━━━━━ Dataset extract

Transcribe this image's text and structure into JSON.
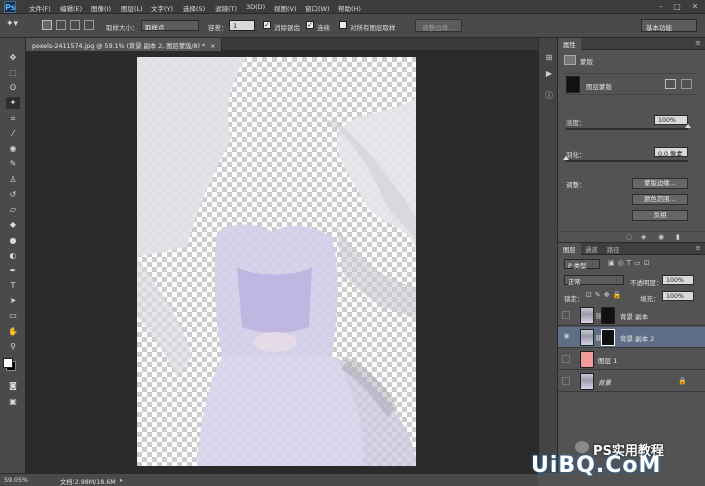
{
  "app": {
    "logo": "Ps"
  },
  "menu": [
    "文件(F)",
    "编辑(E)",
    "图像(I)",
    "图层(L)",
    "文字(Y)",
    "选择(S)",
    "滤镜(T)",
    "3D(D)",
    "视图(V)",
    "窗口(W)",
    "帮助(H)"
  ],
  "window_controls": {
    "minimize": "–",
    "maximize": "□",
    "close": "✕"
  },
  "options": {
    "sample_size_label": "取样大小：",
    "sample_size_value": "取样点",
    "tolerance_label": "容差：",
    "tolerance_value": "1",
    "antialias_label": "消除锯齿",
    "contiguous_label": "连续",
    "all_layers_label": "对所有图层取样",
    "refine_edge_label": "调整边缘…",
    "workspace": "基本功能"
  },
  "document": {
    "tab_title": "pexels-2411574.jpg @ 59.1% (背景 副本 2, 图层蒙版/8) *",
    "close": "×"
  },
  "status": {
    "zoom": "59.05%",
    "doc": "文档:2.98M/18.6M"
  },
  "properties": {
    "tab": "属性",
    "section": "蒙版",
    "mask_label": "图层蒙版",
    "density_label": "浓度：",
    "density_value": "100%",
    "density_level": 1.0,
    "feather_label": "羽化：",
    "feather_value": "0.0 像素",
    "feather_level": 0.0,
    "refine_label": "调整：",
    "btn_mask_edge": "蒙版边缘…",
    "btn_color_range": "颜色范围…",
    "btn_invert": "反相"
  },
  "layers_panel": {
    "tabs": [
      "图层",
      "通道",
      "路径"
    ],
    "filter": "P 类型",
    "blend_mode": "正常",
    "opacity_label": "不透明度：",
    "opacity_value": "100%",
    "lock_label": "锁定：",
    "fill_label": "填充：",
    "fill_value": "100%",
    "layers": [
      {
        "name": "背景 副本",
        "visible": false,
        "selected": false,
        "type": "masked"
      },
      {
        "name": "背景 副本 2",
        "visible": true,
        "selected": true,
        "type": "masked"
      },
      {
        "name": "图层 1",
        "visible": false,
        "selected": false,
        "type": "fill"
      },
      {
        "name": "背景",
        "visible": false,
        "selected": false,
        "type": "background"
      }
    ]
  },
  "watermark": {
    "line1": "PS实用教程",
    "line2": "UiBQ.CoM"
  },
  "colors": {
    "accent": "#56b2ff",
    "selected_layer": "#5e6e86",
    "fill_layer": "#f09a9a"
  }
}
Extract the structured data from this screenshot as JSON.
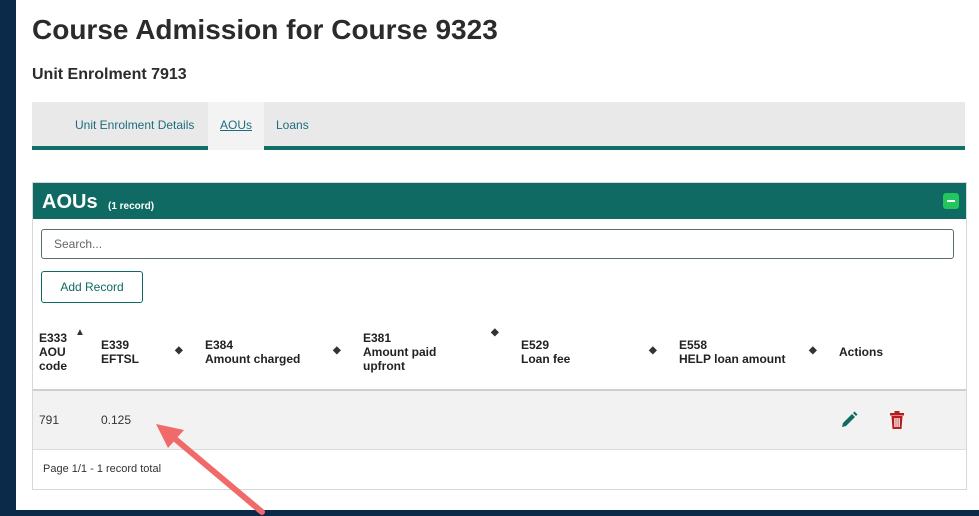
{
  "page_title": "Course Admission for Course 9323",
  "sub_title": "Unit Enrolment 7913",
  "tabs": [
    {
      "label": "Unit Enrolment Details",
      "active": false
    },
    {
      "label": "AOUs",
      "active": true
    },
    {
      "label": "Loans",
      "active": false
    }
  ],
  "panel": {
    "title": "AOUs",
    "count": "(1 record)",
    "search_placeholder": "Search...",
    "add_label": "Add Record"
  },
  "table": {
    "columns": [
      {
        "code": "E333",
        "label": "AOU code"
      },
      {
        "code": "E339",
        "label": "EFTSL"
      },
      {
        "code": "E384",
        "label": "Amount charged"
      },
      {
        "code": "E381",
        "label": "Amount paid upfront"
      },
      {
        "code": "E529",
        "label": "Loan fee"
      },
      {
        "code": "E558",
        "label": "HELP loan amount"
      },
      {
        "code": "",
        "label": "Actions"
      }
    ],
    "rows": [
      {
        "aou_code": "791",
        "eftsl": "0.125",
        "amount_charged": "",
        "amount_paid_upfront": "",
        "loan_fee": "",
        "help_loan_amount": ""
      }
    ]
  },
  "footer": "Page 1/1 - 1 record total",
  "colors": {
    "accent": "#0e6a62",
    "delete": "#b91c1c",
    "edit": "#0e6a62",
    "arrow": "#f06a6a"
  },
  "icons": [
    "collapse-icon",
    "pencil-icon",
    "trash-icon",
    "sort-icon"
  ]
}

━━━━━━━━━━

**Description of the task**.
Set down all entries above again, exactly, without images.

**Solution for this task**.
Transcribe this image's text and structure into JSON.
{
  "app": {
    "logo": "Ps"
  },
  "menu": [
    "文件(F)",
    "编辑(E)",
    "图像(I)",
    "图层(L)",
    "文字(Y)",
    "选择(S)",
    "滤镜(T)",
    "3D(D)",
    "视图(V)",
    "窗口(W)",
    "帮助(H)"
  ],
  "window_controls": {
    "minimize": "–",
    "maximize": "□",
    "close": "✕"
  },
  "options": {
    "sample_size_label": "取样大小：",
    "sample_size_value": "取样点",
    "tolerance_label": "容差：",
    "tolerance_value": "1",
    "antialias_label": "消除锯齿",
    "contiguous_label": "连续",
    "all_layers_label": "对所有图层取样",
    "refine_edge_label": "调整边缘…",
    "workspace": "基本功能"
  },
  "document": {
    "tab_title": "pexels-2411574.jpg @ 59.1% (背景 副本 2, 图层蒙版/8) *",
    "close": "×"
  },
  "status": {
    "zoom": "59.05%",
    "doc": "文档:2.98M/18.6M"
  },
  "properties": {
    "tab": "属性",
    "section": "蒙版",
    "mask_label": "图层蒙版",
    "density_label": "浓度：",
    "density_value": "100%",
    "density_level": 1.0,
    "feather_label": "羽化：",
    "feather_value": "0.0 像素",
    "feather_level": 0.0,
    "refine_label": "调整：",
    "btn_mask_edge": "蒙版边缘…",
    "btn_color_range": "颜色范围…",
    "btn_invert": "反相"
  },
  "layers_panel": {
    "tabs": [
      "图层",
      "通道",
      "路径"
    ],
    "filter": "P 类型",
    "blend_mode": "正常",
    "opacity_label": "不透明度：",
    "opacity_value": "100%",
    "lock_label": "锁定：",
    "fill_label": "填充：",
    "fill_value": "100%",
    "layers": [
      {
        "name": "背景 副本",
        "visible": false,
        "selected": false,
        "type": "masked"
      },
      {
        "name": "背景 副本 2",
        "visible": true,
        "selected": true,
        "type": "masked"
      },
      {
        "name": "图层 1",
        "visible": false,
        "selected": false,
        "type": "fill"
      },
      {
        "name": "背景",
        "visible": false,
        "selected": false,
        "type": "background"
      }
    ]
  },
  "watermark": {
    "line1": "PS实用教程",
    "line2": "UiBQ.CoM"
  },
  "colors": {
    "accent": "#56b2ff",
    "selected_layer": "#5e6e86",
    "fill_layer": "#f09a9a"
  }
}
Extract the structured data from this screenshot as JSON.
{
  "page_title": "Course Admission for Course 9323",
  "sub_title": "Unit Enrolment 7913",
  "tabs": [
    {
      "label": "Unit Enrolment Details",
      "active": false
    },
    {
      "label": "AOUs",
      "active": true
    },
    {
      "label": "Loans",
      "active": false
    }
  ],
  "panel": {
    "title": "AOUs",
    "count": "(1 record)",
    "search_placeholder": "Search...",
    "add_label": "Add Record"
  },
  "table": {
    "columns": [
      {
        "code": "E333",
        "label": "AOU code"
      },
      {
        "code": "E339",
        "label": "EFTSL"
      },
      {
        "code": "E384",
        "label": "Amount charged"
      },
      {
        "code": "E381",
        "label": "Amount paid upfront"
      },
      {
        "code": "E529",
        "label": "Loan fee"
      },
      {
        "code": "E558",
        "label": "HELP loan amount"
      },
      {
        "code": "",
        "label": "Actions"
      }
    ],
    "rows": [
      {
        "aou_code": "791",
        "eftsl": "0.125",
        "amount_charged": "",
        "amount_paid_upfront": "",
        "loan_fee": "",
        "help_loan_amount": ""
      }
    ]
  },
  "footer": "Page 1/1 - 1 record total",
  "colors": {
    "accent": "#0e6a62",
    "delete": "#b91c1c",
    "edit": "#0e6a62",
    "arrow": "#f06a6a"
  },
  "icons": [
    "collapse-icon",
    "pencil-icon",
    "trash-icon",
    "sort-icon"
  ]
}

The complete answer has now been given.